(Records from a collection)
────────

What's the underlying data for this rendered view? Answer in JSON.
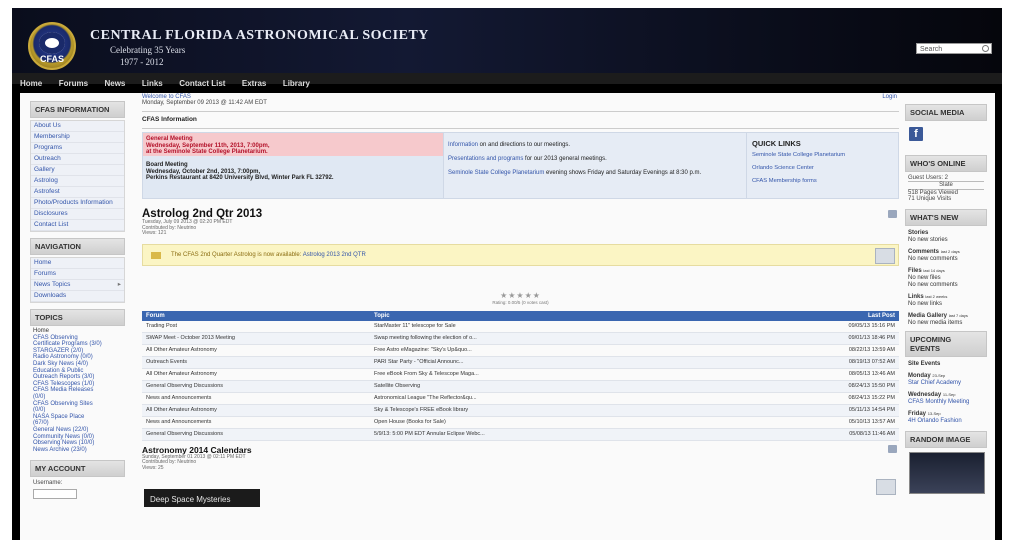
{
  "header": {
    "logo_text": "CFAS",
    "site_name": "CENTRAL FLORIDA ASTRONOMICAL SOCIETY",
    "tagline": "Celebrating 35 Years",
    "years": "1977 - 2012",
    "search_placeholder": "Search"
  },
  "topnav": [
    "Home",
    "Forums",
    "News",
    "Links",
    "Contact List",
    "Extras",
    "Library"
  ],
  "left": {
    "cfas_info_title": "CFAS INFORMATION",
    "cfas_info_items": [
      "About Us",
      "Membership",
      "Programs",
      "Outreach",
      "Gallery",
      "Astrolog",
      "Astrofest",
      "Photo/Products Information",
      "Disclosures",
      "Contact List"
    ],
    "nav_title": "NAVIGATION",
    "nav_items": [
      "Home",
      "Forums",
      "News Topics",
      "Downloads"
    ],
    "topics_title": "TOPICS",
    "topics_home": "Home",
    "topics": [
      "CFAS Observing",
      "Certificate Programs (3/0)",
      "STARGAZER (2/0)",
      "Radio Astronomy (0/0)",
      "Dark Sky News (4/0)",
      "Education & Public",
      "Outreach Reports (3/0)",
      "CFAS Telescopes (1/0)",
      "CFAS Media Releases",
      "(0/0)",
      "CFAS Observing Sites",
      "(0/0)",
      "NASA Space Place",
      "(67/0)",
      "General News (22/0)",
      "Community News (0/0)",
      "Observing News (10/0)",
      "News Archive (23/0)"
    ],
    "account_title": "MY ACCOUNT",
    "username_label": "Username:"
  },
  "main": {
    "welcome": "Welcome to CFAS",
    "date_line": "Monday, September 09 2013 @ 11:42 AM EDT",
    "login": "Login",
    "info_title": "CFAS Information",
    "meeting_title": "General Meeting",
    "meeting_line1": "Wednesday, September 11th, 2013, 7:00pm,",
    "meeting_line2": "at the Seminole State College Planetarium.",
    "board_title": "Board Meeting",
    "board_line1": "Wednesday, October 2nd, 2013, 7:00pm,",
    "board_line2": "Perkins Restaurant at 8420 University Blvd, Winter Park FL 32792.",
    "info_link1": "Information",
    "info_text1": " on and directions to our meetings.",
    "info_link2": "Presentations and programs",
    "info_text2": " for our 2013 general meetings.",
    "info_link3": "Seminole State College Planetarium",
    "info_text3": " evening shows Friday and Saturday Evenings at 8:30 p.m.",
    "quick_links_title": "QUICK LINKS",
    "quick_links": [
      "Seminole State College Planetarium",
      "Orlando Science Center",
      "CFAS Membership forms"
    ],
    "article1_title": "Astrolog 2nd Qtr 2013",
    "article1_meta1": "Tuesday, July 09 2013 @ 02:20 PM EDT",
    "article1_meta2": "Contributed by: Neutrino",
    "article1_meta3": "Views: 121",
    "notice_text": "The CFAS 2nd Quarter Astrolog is now available: ",
    "notice_link": "Astrolog 2013 2nd QTR",
    "rating_text": "Rating: 0.00/5 (0 votes cast)",
    "forum_headers": [
      "Forum",
      "Topic",
      "Last Post"
    ],
    "forum_rows": [
      [
        "Trading Post",
        "StarMaster 11\" telescope for Sale",
        "09/05/13 15:16 PM"
      ],
      [
        "SWAP Meet - October 2013 Meeting",
        "Swap meeting following the election of o...",
        "09/01/13 18:46 PM"
      ],
      [
        "All Other Amateur Astronomy",
        "Free Astro eMagazine: \"Sky's Up&quo...",
        "08/22/13 13:59 AM"
      ],
      [
        "Outreach Events",
        "PARI Star Party - \"Official Announc...",
        "08/19/13 07:52 AM"
      ],
      [
        "All Other Amateur Astronomy",
        "Free eBook From Sky & Telescope Maga...",
        "08/05/13 13:46 AM"
      ],
      [
        "General Observing Discussions",
        "Satellite Observing",
        "08/24/13 15:50 PM"
      ],
      [
        "News and Announcements",
        "Astronomical League \"The Reflector&qu...",
        "08/24/13 15:22 PM"
      ],
      [
        "All Other Amateur Astronomy",
        "Sky & Telescope's FREE eBook library",
        "05/11/13 14:54 PM"
      ],
      [
        "News and Announcements",
        "Open House (Books for Sale)",
        "05/10/13 13:57 AM"
      ],
      [
        "General Observing Discussions",
        "5/9/13: 5:00 PM EDT Annular Eclipse Webc...",
        "05/08/13 11:46 AM"
      ]
    ],
    "article2_title": "Astronomy 2014 Calendars",
    "article2_meta1": "Sunday, September 01 2013 @ 02:11 PM EDT",
    "article2_meta2": "Contributed by: Neutrino",
    "article2_meta3": "Views: 25",
    "dsm_text": "Deep Space Mysteries"
  },
  "right": {
    "social_title": "SOCIAL MEDIA",
    "facebook_glyph": "f",
    "whos_online_title": "WHO'S ONLINE",
    "online_lines": [
      "Guest Users: 2",
      "Slate",
      "518 Pages Viewed",
      "71 Unique Visits"
    ],
    "whats_new_title": "WHAT'S NEW",
    "new_items": [
      {
        "label": "Stories",
        "sub": "No new stories"
      },
      {
        "label": "Comments",
        "sub": "No new comments",
        "note": "last 2 days"
      },
      {
        "label": "Files",
        "sub": "No new files",
        "note": "last 14 days",
        "sub2": "No new comments"
      },
      {
        "label": "Links",
        "sub": "No new links",
        "note": "last 2 weeks"
      },
      {
        "label": "Media Gallery",
        "sub": "No new media items",
        "note": "last 7 days"
      }
    ],
    "upcoming_title": "UPCOMING EVENTS",
    "site_events": "Site Events",
    "events": [
      {
        "day": "Monday",
        "date": "23-Sep",
        "link": "Star Chief Academy"
      },
      {
        "day": "Wednesday",
        "date": "11-Sep",
        "link": "CFAS Monthly Meeting"
      },
      {
        "day": "Friday",
        "date": "13-Sep",
        "link": "4H Orlando Fashion"
      }
    ],
    "random_image_title": "RANDOM IMAGE"
  }
}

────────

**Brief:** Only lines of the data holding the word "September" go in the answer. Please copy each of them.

**Problem solution:**
    "date_line": "Monday, September 09 2013 @ 11:42 AM EDT",
    "meeting_line1": "Wednesday, September 11th, 2013, 7:00pm,",
    "article2_meta1": "Sunday, September 01 2013 @ 02:11 PM EDT",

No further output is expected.